What is being asked – Count the lines of the data below that include the string "true", and provide nothing but the result.

Records provided –
+ + + + + + +
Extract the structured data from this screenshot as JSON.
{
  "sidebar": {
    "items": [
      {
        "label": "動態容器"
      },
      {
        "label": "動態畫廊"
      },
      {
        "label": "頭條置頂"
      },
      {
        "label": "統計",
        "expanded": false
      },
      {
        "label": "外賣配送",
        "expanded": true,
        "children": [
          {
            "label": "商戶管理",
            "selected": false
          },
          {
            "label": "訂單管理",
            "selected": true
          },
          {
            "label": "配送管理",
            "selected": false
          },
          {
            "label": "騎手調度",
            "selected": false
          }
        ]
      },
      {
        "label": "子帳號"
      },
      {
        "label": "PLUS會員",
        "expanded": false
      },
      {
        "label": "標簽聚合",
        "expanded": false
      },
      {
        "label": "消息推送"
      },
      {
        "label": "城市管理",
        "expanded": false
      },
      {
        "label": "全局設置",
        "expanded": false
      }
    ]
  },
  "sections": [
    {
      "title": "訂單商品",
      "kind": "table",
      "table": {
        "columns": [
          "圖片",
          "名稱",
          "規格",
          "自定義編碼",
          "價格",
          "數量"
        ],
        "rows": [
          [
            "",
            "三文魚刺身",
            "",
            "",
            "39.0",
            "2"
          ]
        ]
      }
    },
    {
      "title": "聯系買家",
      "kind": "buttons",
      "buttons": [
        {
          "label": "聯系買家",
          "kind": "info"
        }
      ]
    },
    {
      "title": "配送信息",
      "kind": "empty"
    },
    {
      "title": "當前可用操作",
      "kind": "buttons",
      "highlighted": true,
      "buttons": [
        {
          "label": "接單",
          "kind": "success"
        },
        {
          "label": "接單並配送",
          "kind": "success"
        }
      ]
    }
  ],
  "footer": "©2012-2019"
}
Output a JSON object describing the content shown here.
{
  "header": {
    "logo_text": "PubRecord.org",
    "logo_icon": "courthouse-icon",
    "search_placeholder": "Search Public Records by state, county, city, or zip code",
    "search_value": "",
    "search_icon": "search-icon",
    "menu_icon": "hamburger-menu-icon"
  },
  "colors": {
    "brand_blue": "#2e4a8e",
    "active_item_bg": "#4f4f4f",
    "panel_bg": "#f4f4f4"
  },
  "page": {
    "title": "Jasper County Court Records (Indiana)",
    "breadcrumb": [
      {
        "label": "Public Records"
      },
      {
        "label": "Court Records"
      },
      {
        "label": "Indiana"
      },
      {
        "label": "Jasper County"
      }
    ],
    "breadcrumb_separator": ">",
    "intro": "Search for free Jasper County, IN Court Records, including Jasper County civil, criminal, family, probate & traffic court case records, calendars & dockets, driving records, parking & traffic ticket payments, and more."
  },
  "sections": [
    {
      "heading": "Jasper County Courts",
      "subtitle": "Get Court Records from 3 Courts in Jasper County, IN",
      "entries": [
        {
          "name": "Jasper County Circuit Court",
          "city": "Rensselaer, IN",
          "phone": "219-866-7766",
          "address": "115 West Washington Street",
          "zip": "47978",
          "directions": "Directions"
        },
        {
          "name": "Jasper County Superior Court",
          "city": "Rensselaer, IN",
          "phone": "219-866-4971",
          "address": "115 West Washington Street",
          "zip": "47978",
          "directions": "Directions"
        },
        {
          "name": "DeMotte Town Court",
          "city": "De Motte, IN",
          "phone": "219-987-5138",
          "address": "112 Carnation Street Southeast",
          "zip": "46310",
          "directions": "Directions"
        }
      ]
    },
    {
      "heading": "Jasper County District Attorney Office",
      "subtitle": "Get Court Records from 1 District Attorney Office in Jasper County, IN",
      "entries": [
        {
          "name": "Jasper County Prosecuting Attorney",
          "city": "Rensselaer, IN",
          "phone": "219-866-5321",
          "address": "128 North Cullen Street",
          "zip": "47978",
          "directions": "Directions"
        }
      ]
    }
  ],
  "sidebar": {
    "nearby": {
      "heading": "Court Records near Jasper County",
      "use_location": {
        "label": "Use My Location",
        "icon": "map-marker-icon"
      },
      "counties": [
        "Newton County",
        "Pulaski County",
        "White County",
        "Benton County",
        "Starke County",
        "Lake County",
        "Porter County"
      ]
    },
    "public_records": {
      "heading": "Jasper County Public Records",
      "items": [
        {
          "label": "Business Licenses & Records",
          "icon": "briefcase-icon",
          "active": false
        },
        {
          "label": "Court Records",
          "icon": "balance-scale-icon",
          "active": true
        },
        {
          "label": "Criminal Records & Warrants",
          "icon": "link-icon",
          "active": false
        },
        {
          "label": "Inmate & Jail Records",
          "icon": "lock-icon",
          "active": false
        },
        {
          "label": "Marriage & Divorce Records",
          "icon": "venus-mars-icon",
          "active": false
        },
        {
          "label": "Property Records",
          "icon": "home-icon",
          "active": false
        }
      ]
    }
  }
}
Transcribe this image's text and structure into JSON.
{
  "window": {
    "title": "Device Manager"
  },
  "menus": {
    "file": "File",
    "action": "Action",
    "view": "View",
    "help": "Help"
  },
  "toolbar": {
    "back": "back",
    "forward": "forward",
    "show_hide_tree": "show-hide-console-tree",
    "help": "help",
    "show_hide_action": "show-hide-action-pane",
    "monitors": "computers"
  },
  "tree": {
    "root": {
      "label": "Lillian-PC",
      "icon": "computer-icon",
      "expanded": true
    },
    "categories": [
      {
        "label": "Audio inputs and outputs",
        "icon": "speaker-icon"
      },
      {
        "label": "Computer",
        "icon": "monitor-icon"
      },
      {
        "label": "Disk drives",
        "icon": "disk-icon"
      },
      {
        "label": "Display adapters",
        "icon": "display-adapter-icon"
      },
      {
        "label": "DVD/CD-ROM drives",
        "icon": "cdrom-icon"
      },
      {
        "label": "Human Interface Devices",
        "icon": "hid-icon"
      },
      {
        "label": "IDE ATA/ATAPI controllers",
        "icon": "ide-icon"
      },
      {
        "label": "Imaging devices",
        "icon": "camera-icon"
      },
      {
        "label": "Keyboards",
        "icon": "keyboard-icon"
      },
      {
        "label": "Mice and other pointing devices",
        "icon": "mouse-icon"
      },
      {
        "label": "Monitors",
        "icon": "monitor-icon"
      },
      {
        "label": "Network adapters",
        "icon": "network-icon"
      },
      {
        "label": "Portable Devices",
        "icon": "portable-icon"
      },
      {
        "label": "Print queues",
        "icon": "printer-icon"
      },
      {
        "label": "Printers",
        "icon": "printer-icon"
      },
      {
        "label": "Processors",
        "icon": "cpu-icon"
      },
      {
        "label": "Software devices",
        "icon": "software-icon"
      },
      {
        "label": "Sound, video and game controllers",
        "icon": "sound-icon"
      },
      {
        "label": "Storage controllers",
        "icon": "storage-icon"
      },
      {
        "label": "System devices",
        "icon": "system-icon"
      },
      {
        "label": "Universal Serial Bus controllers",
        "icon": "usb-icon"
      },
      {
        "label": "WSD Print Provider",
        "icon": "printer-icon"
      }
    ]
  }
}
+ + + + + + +
Exercise result – 5